In a Flyover State: On Corporate Responsibility2/07/2011 12:01:00 AM Eastern
With the Charlie Sheen situation and all the controversy surrounding
MTV’s Skins, there has been a lot of talk recently
about corporate responsibility.
I sat through all the corporate responsibility
and ethics classes that you have to suffer
through while getting an MBA at a top-tier
school. And to be clear: Just because I was
playing online poker most of the time during
those classes doesn’t mean I didn’t pick up a
Maybe it’s because of my MBA background
that I look at these situations from a very
black-and-white place: the balance sheet. The
bottom line is that as long as a company isn’t
breaking any laws or really doing anything
over-the-top awful, then the definition of corporate
responsibility in my mind is rewarding
your shareholders by increasing the value of
your company, period.
So when people say MTV with Skins and CBS
and Warner Bros. with Charlie Sheen are acting
in a negligent fashion, I’m sorry—I don’t buy it.
When MTV put on Skins, it knew what it was doing. As long as no laws were being
broken, the only thing they were guilty of is
putting on a bad show that has turned into a
great race between viewers and advertisers to
see who can run away the fastest.
Apparently neither thinks a story line built
around some kid’s priapism (look it up; I’m
not getting in trouble with HR…again) has
the same cachet as other great television, like
for instance a pint-sized girl collapsing in a
drunken heap on a New Jersey beach.
The Sheen situation seems more complex,
but it is not dissimilar. The bottom line: I
can’t see how CBS and Warners are guilty of
“enabling” Sheen, as some have surmised.
A friend of mine asked me recently if I had
a drug-addicted reporter who showed up

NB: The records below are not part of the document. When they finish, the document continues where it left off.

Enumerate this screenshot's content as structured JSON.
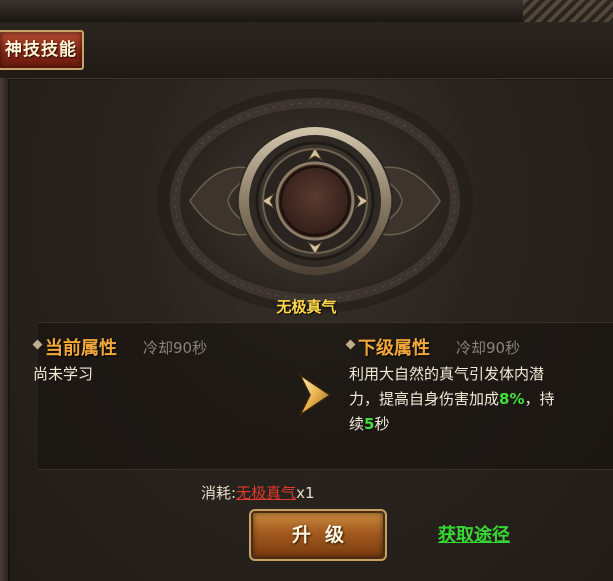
{
  "header": {
    "tab_label": "神技技能"
  },
  "skill": {
    "name": "无极真气"
  },
  "current": {
    "title": "当前属性",
    "cooldown": "冷却90秒",
    "text": "尚未学习"
  },
  "next": {
    "title": "下级属性",
    "cooldown": "冷却90秒",
    "line1": "利用大自然的真气引发体内潜",
    "line2_prefix": "力，提高自身伤害加成",
    "line2_value": "8%",
    "line2_suffix": "，持",
    "line3_prefix": "续",
    "line3_value": "5",
    "line3_suffix": "秒"
  },
  "cost": {
    "label": "消耗:",
    "item": "无极真气",
    "quantity": "x1"
  },
  "actions": {
    "upgrade_label": "升级",
    "obtain_label": "获取途径"
  },
  "colors": {
    "accent_gold": "#f1a73a",
    "highlight_green": "#3fe03b",
    "cost_red": "#e23a2e",
    "tab_red": "#7f2413"
  }
}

to work on time but kept screwing up after
hours, would I look the other way? My honest
reaction is I would probably reach out to his or her friends and family, but I would
hardly consider myself enabling that behavior
by continuing to employ the person.
Then there is this thinking, which may be
harsh, but true: If they were enabling Sheen,
so what? CBS and Warners aren’t charities.
Their jobs are to milk what they have as
much as they can. TV shows have a very short
window. If a hit show stays hot for five years,
that is one hell of a run. The fact that American
Idol is still doing what it does at 10 will go
down in TV lore. So should CBS and Warners
be doing everything they can to get as many
episodes as they can now? Absolutely. That’s
their responsibility to the shareholders of
their parent companies. I don’t know about
you, but when I buy stock, I want a return. If
I want a feel-good story, I will turn on OWN.
(OK, no I won’t.)
How about athletes? When a superstar is
succeeding, no one cares about the other stuff
off the field. Heard a lot about Michael Vick’s
dog-fighting past lately? No, because he had an
MVP-caliber season. And if Tiger Woods ever
starts winning like Tiger Woods, his indiscretions
will go the way of Kobe Bryant’s (alleged)
actions. Do you even remember those?
One network president said to me last
week about Sheen: What could really be
done legally, even if the network and studio
wanted to act? What could they sue Sheen for
if he is turning up to work consistently, albeit
not always in top form? When the director
says “action,” if the employee is there and
performing his duties, what is the lawsuit?
Now, to their credit, I was told that execs
from both CBS and Warners staged something
of an intervention a couple of weeks
ago. Were they being good people, or protecting
I’ll leave that to you to decide. But as a
shareholder, I can tell you which one I would